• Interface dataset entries
##############################

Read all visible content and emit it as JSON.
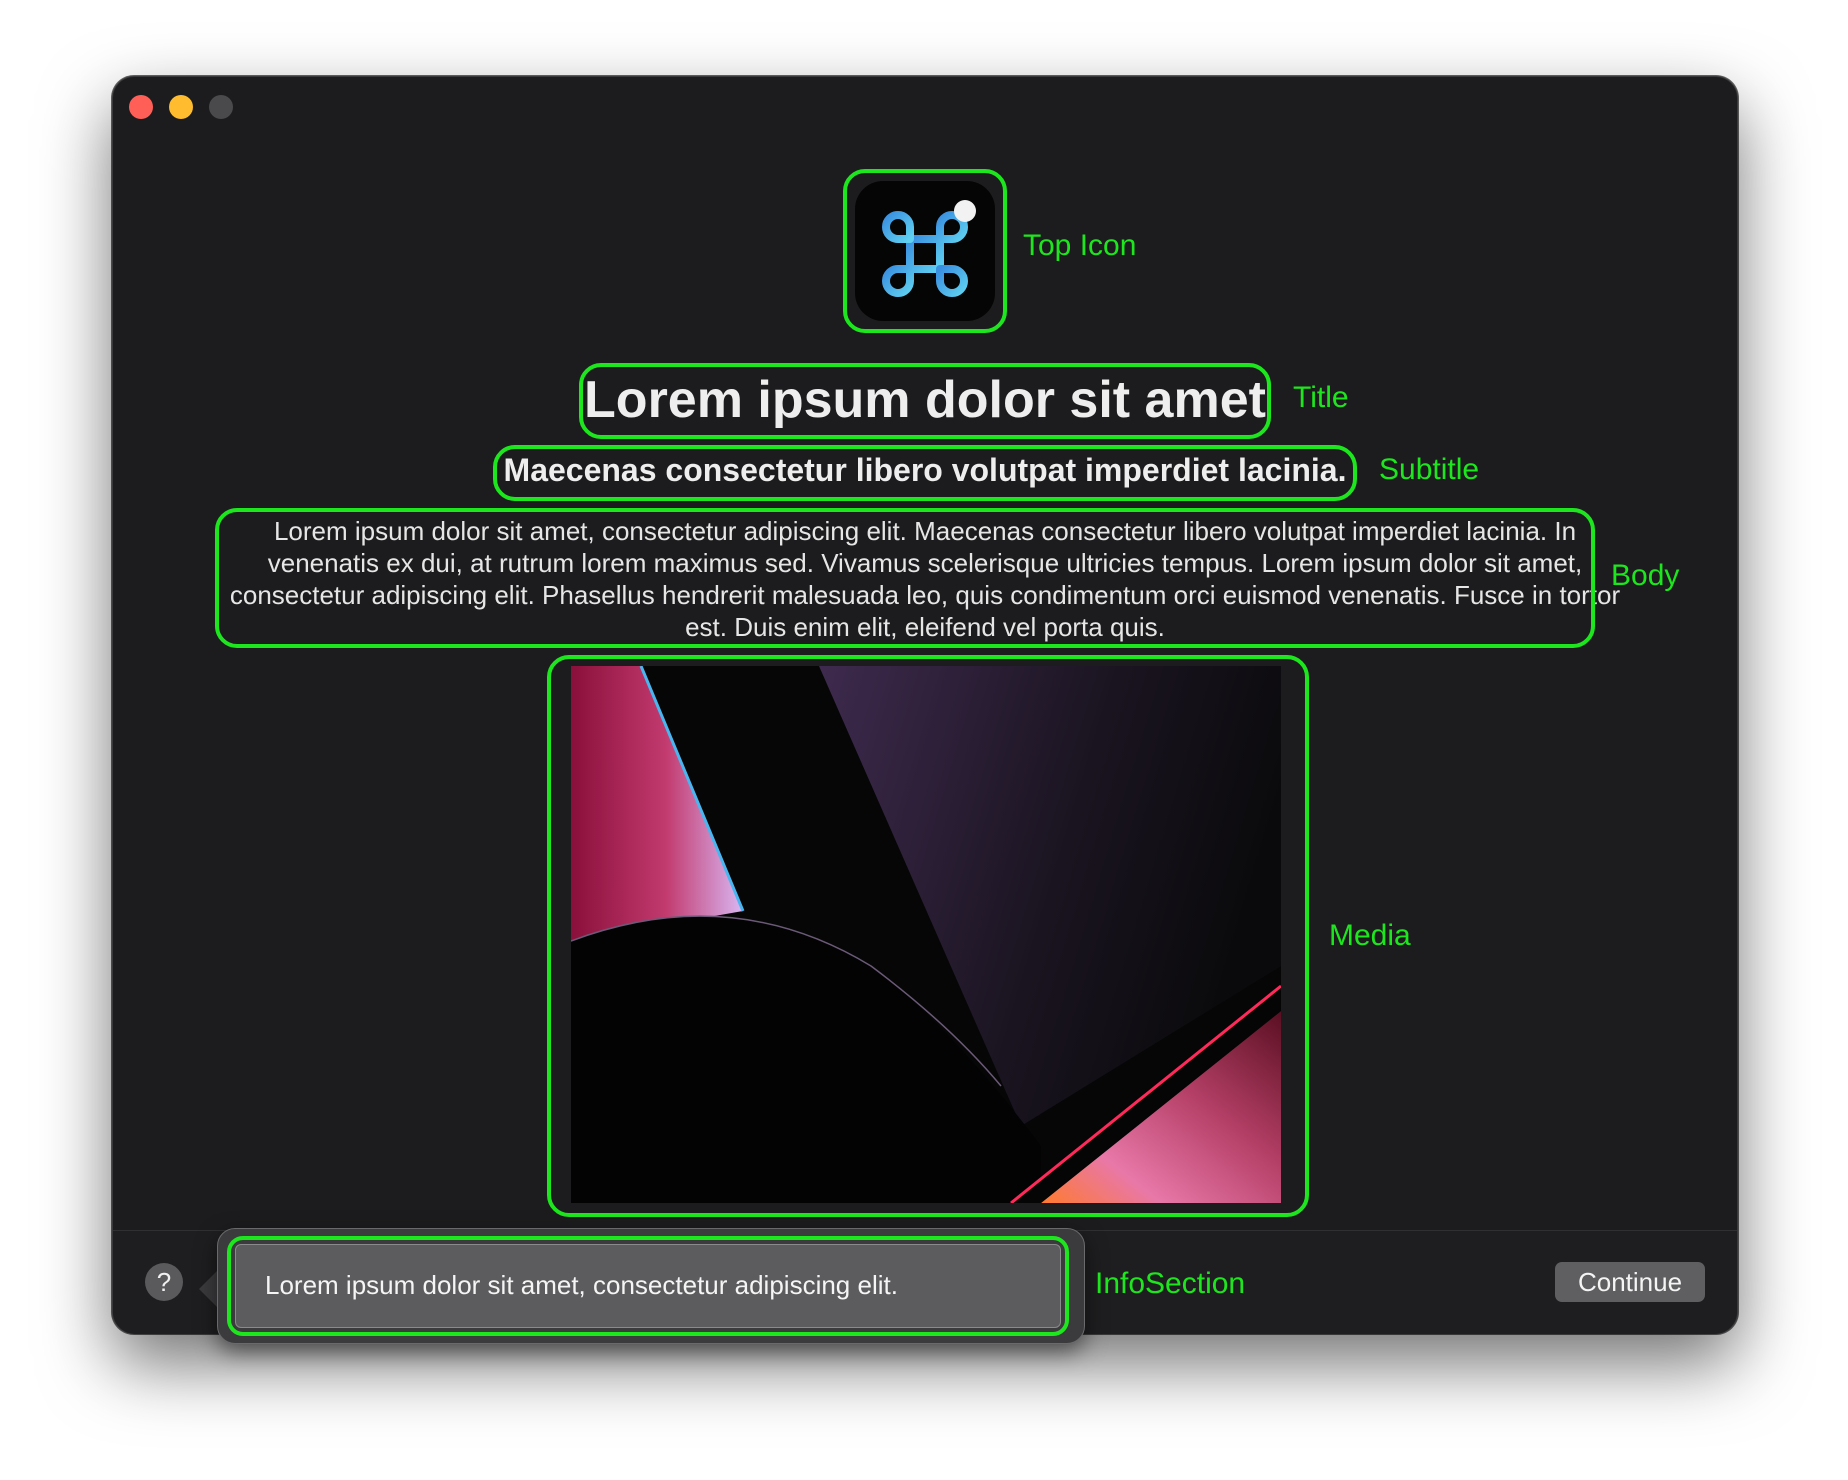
{
  "window": {
    "traffic_lights": [
      "close",
      "minimize",
      "maximize"
    ]
  },
  "content": {
    "top_icon": "command-key-icon",
    "title": "Lorem ipsum dolor sit amet",
    "subtitle": "Maecenas consectetur libero volutpat imperdiet lacinia.",
    "body": "Lorem ipsum dolor sit amet, consectetur adipiscing elit. Maecenas consectetur libero volutpat imperdiet lacinia. In venenatis ex dui, at rutrum lorem maximus sed. Vivamus scelerisque ultricies tempus. Lorem ipsum dolor sit amet, consectetur adipiscing elit. Phasellus hendrerit malesuada leo, quis condimentum orci euismod venenatis. Fusce in tortor est. Duis enim elit, eleifend vel porta quis."
  },
  "footer": {
    "help_label": "?",
    "info_text": "Lorem ipsum dolor sit amet, consectetur adipiscing elit.",
    "continue_label": "Continue"
  },
  "annotations": {
    "top_icon": "Top Icon",
    "title": "Title",
    "subtitle": "Subtitle",
    "body": "Body",
    "media": "Media",
    "info_section": "InfoSection"
  },
  "colors": {
    "window_bg": "#1c1c1e",
    "annotation": "#1ee61e",
    "close": "#ff5f57",
    "minimize": "#febc2e",
    "icon_gradient_start": "#3a8fe0",
    "icon_gradient_end": "#5fd0f0"
  }
}
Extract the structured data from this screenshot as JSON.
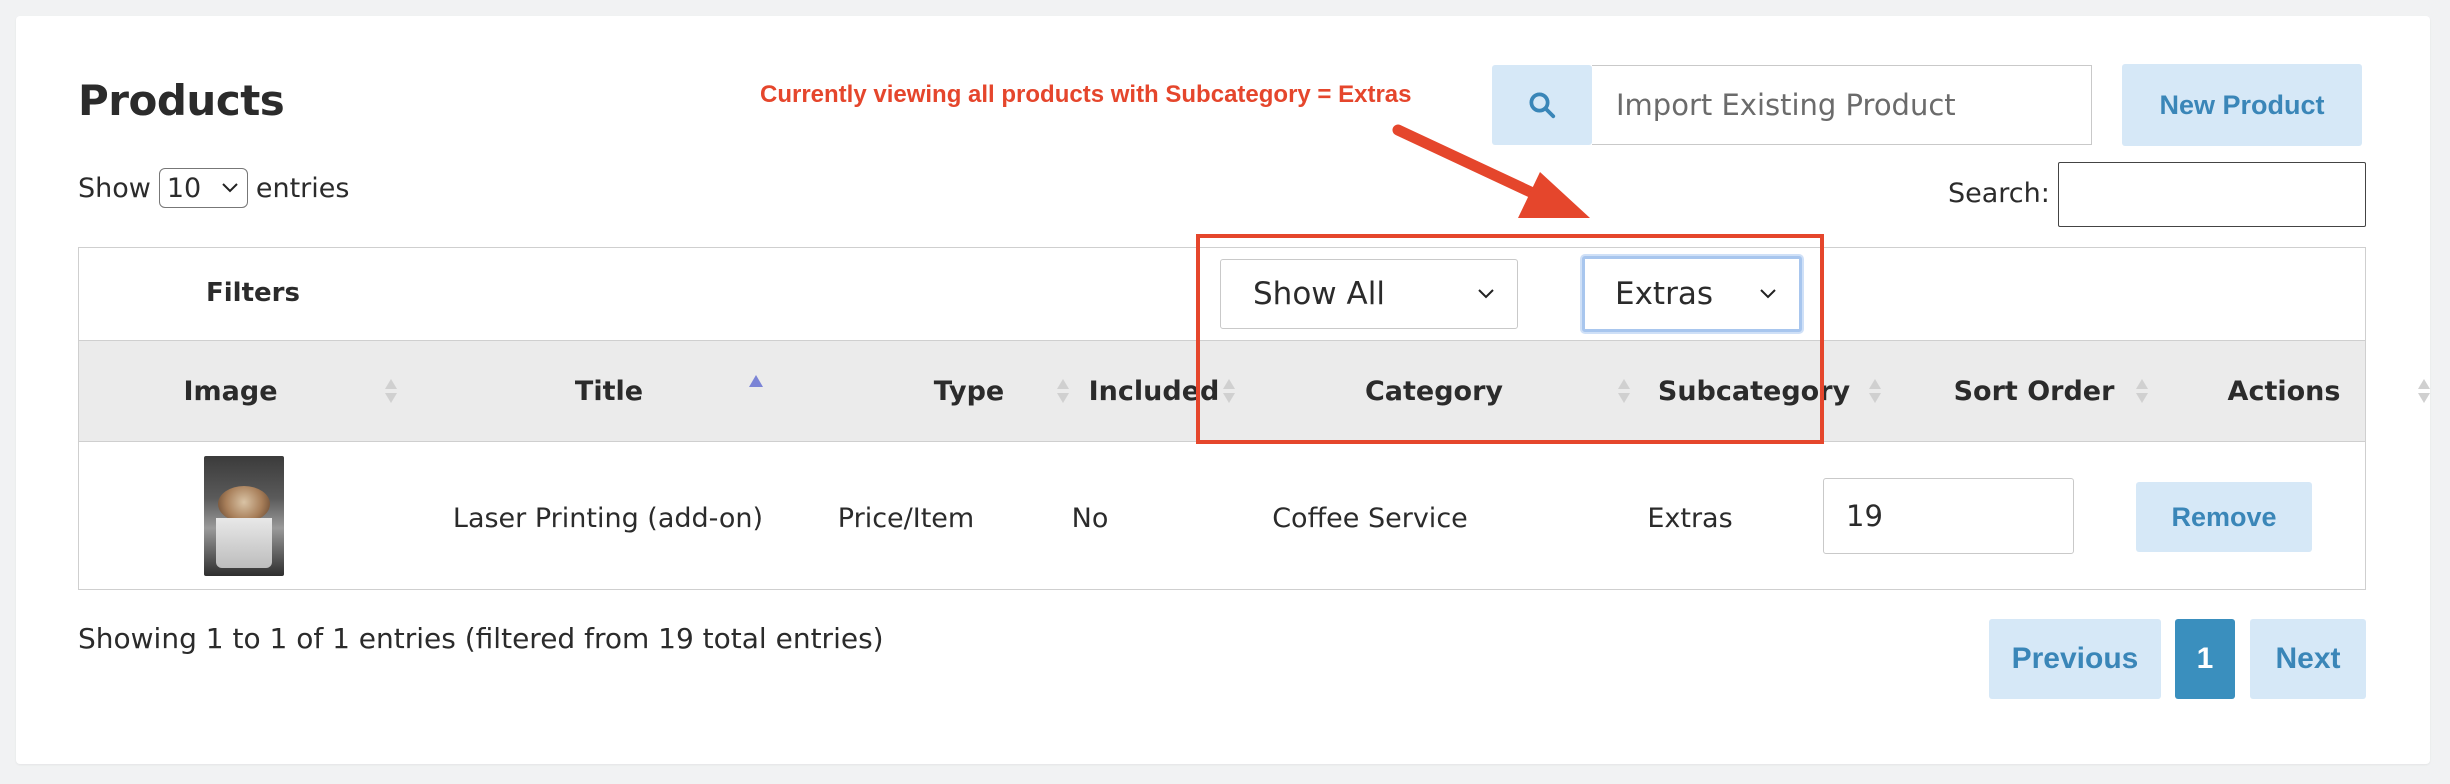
{
  "page_title": "Products",
  "annotation": "Currently viewing all products with Subcategory = Extras",
  "colors": {
    "accent": "#3a86b8",
    "button_bg": "#d6e8f7",
    "annotation": "#e5462c",
    "current_page": "#3a8fbe",
    "header_bg": "#ebebeb"
  },
  "toolbar": {
    "search_icon": "search-icon",
    "import_placeholder": "Import Existing Product",
    "new_product_label": "New Product"
  },
  "length_menu": {
    "prefix": "Show",
    "value": "10",
    "suffix": "entries"
  },
  "search": {
    "label": "Search:",
    "value": ""
  },
  "filters": {
    "label": "Filters",
    "category_value": "Show All",
    "subcategory_value": "Extras"
  },
  "table": {
    "columns": [
      "Image",
      "Title",
      "Type",
      "Included",
      "Category",
      "Subcategory",
      "Sort Order",
      "Actions"
    ],
    "rows": [
      {
        "image": "coffee-cup-thumbnail",
        "title": "Laser Printing (add-on)",
        "type": "Price/Item",
        "included": "No",
        "category": "Coffee Service",
        "subcategory": "Extras",
        "sort_order": "19",
        "action_label": "Remove"
      }
    ]
  },
  "info_text": "Showing 1 to 1 of 1 entries (filtered from 19 total entries)",
  "pagination": {
    "previous": "Previous",
    "current": "1",
    "next": "Next"
  }
}
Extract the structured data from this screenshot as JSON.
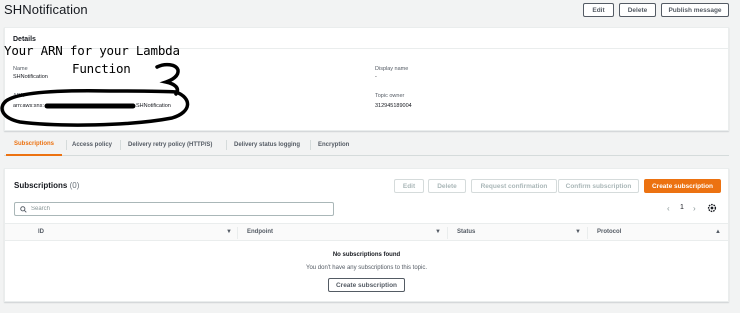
{
  "header": {
    "title": "SHNotification",
    "edit_label": "Edit",
    "delete_label": "Delete",
    "publish_label": "Publish message"
  },
  "details": {
    "title": "Details",
    "name_label": "Name",
    "name_value": "SHNotification",
    "arn_label": "ARN",
    "arn_value_prefix": "arn:aws:sns:",
    "arn_value_suffix": "SHNotification",
    "display_name_label": "Display name",
    "display_name_value": "-",
    "topic_owner_label": "Topic owner",
    "topic_owner_value": "312945189004"
  },
  "annotation": {
    "line1": "Your ARN for your Lambda",
    "line2": "Function"
  },
  "tabs": [
    {
      "label": "Subscriptions",
      "active": true
    },
    {
      "label": "Access policy",
      "active": false
    },
    {
      "label": "Delivery retry policy (HTTP/S)",
      "active": false
    },
    {
      "label": "Delivery status logging",
      "active": false
    },
    {
      "label": "Encryption",
      "active": false
    }
  ],
  "subscriptions": {
    "title": "Subscriptions",
    "count": "(0)",
    "actions": {
      "edit": "Edit",
      "delete": "Delete",
      "request_confirmation": "Request confirmation",
      "confirm_subscription": "Confirm subscription",
      "create_subscription": "Create subscription"
    },
    "search_placeholder": "Search",
    "page_number": "1",
    "columns": [
      "ID",
      "Endpoint",
      "Status",
      "Protocol"
    ],
    "empty_title": "No subscriptions found",
    "empty_desc": "You don't have any subscriptions to this topic.",
    "empty_create": "Create subscription"
  },
  "colors": {
    "accent": "#ec7211",
    "background": "#f2f3f3"
  }
}
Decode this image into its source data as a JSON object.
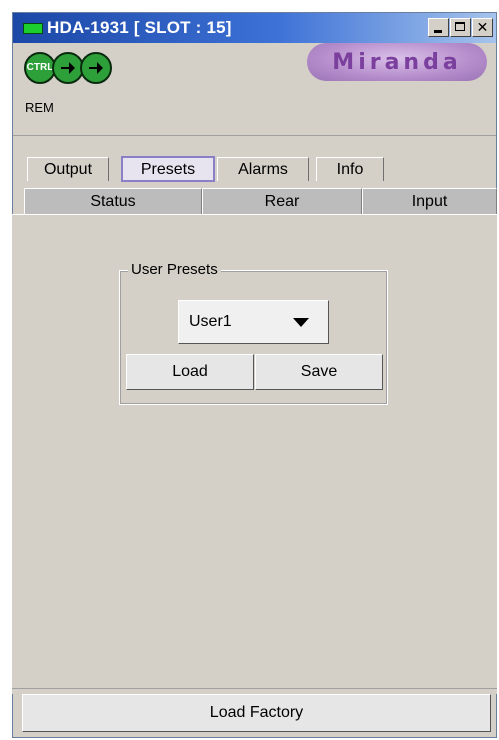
{
  "window": {
    "title": "HDA-1931 [ SLOT : 15]",
    "controls": [
      "minimize",
      "maximize",
      "close"
    ]
  },
  "header": {
    "status_icons": [
      "ctrl-icon",
      "arrow-icon",
      "arrow-icon"
    ],
    "ctrl_label": "CTRL",
    "rem_label": "REM",
    "logo_text": "Miranda"
  },
  "tabs_row1": [
    "Output",
    "Presets",
    "Alarms",
    "Info"
  ],
  "tabs_row1_active": "Presets",
  "tabs_row2": [
    "Status",
    "Rear",
    "Input"
  ],
  "presets": {
    "group_title": "User Presets",
    "selected": "User1",
    "load_label": "Load",
    "save_label": "Save"
  },
  "footer": {
    "load_factory_label": "Load Factory"
  },
  "colors": {
    "titlebar_start": "#1b47a7",
    "logo_text": "#7b3f9d",
    "status_green": "#2ea03a",
    "active_tab_border": "#8b80c8"
  }
}
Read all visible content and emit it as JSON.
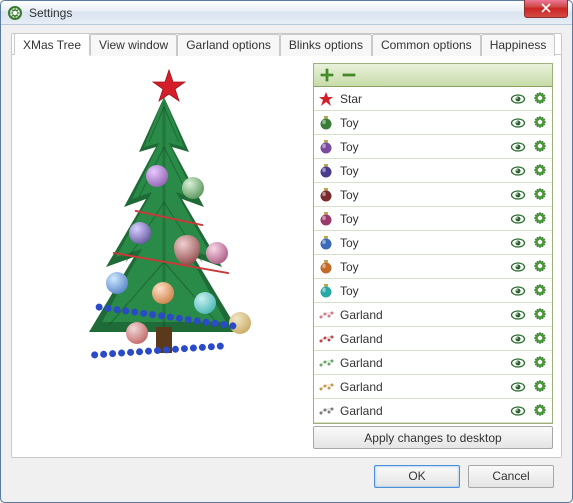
{
  "window": {
    "title": "Settings"
  },
  "tabs": [
    {
      "label": "XMas Tree"
    },
    {
      "label": "View window"
    },
    {
      "label": "Garland options"
    },
    {
      "label": "Blinks options"
    },
    {
      "label": "Common options"
    },
    {
      "label": "Happiness"
    }
  ],
  "active_tab": 0,
  "ornaments": [
    {
      "label": "Star",
      "kind": "star",
      "color": "#d41f2a"
    },
    {
      "label": "Toy",
      "kind": "bauble",
      "color": "#3a7d3a"
    },
    {
      "label": "Toy",
      "kind": "bauble",
      "color": "#7a4aa0"
    },
    {
      "label": "Toy",
      "kind": "bauble",
      "color": "#4a3a8a"
    },
    {
      "label": "Toy",
      "kind": "bauble",
      "color": "#7a2a2a"
    },
    {
      "label": "Toy",
      "kind": "bauble",
      "color": "#9a3a6a"
    },
    {
      "label": "Toy",
      "kind": "bauble",
      "color": "#3a6ab8"
    },
    {
      "label": "Toy",
      "kind": "bauble",
      "color": "#c26a2a"
    },
    {
      "label": "Toy",
      "kind": "bauble",
      "color": "#2aa8a8"
    },
    {
      "label": "Garland",
      "kind": "garland",
      "color": "#d47a8a"
    },
    {
      "label": "Garland",
      "kind": "garland",
      "color": "#b84a4a"
    },
    {
      "label": "Garland",
      "kind": "garland",
      "color": "#6aa86a"
    },
    {
      "label": "Garland",
      "kind": "garland",
      "color": "#c29a4a"
    },
    {
      "label": "Garland",
      "kind": "garland",
      "color": "#7a7a7a"
    }
  ],
  "buttons": {
    "apply": "Apply changes to desktop",
    "ok": "OK",
    "cancel": "Cancel"
  },
  "colors": {
    "tree_green": "#1a7a3a",
    "tree_dark": "#0d4d22",
    "accent_green": "#5a9c2a"
  }
}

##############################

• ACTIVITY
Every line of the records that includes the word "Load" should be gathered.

• TASK ANSWER
    "load_label": "Load",
    "load_factory_label": "Load Factory"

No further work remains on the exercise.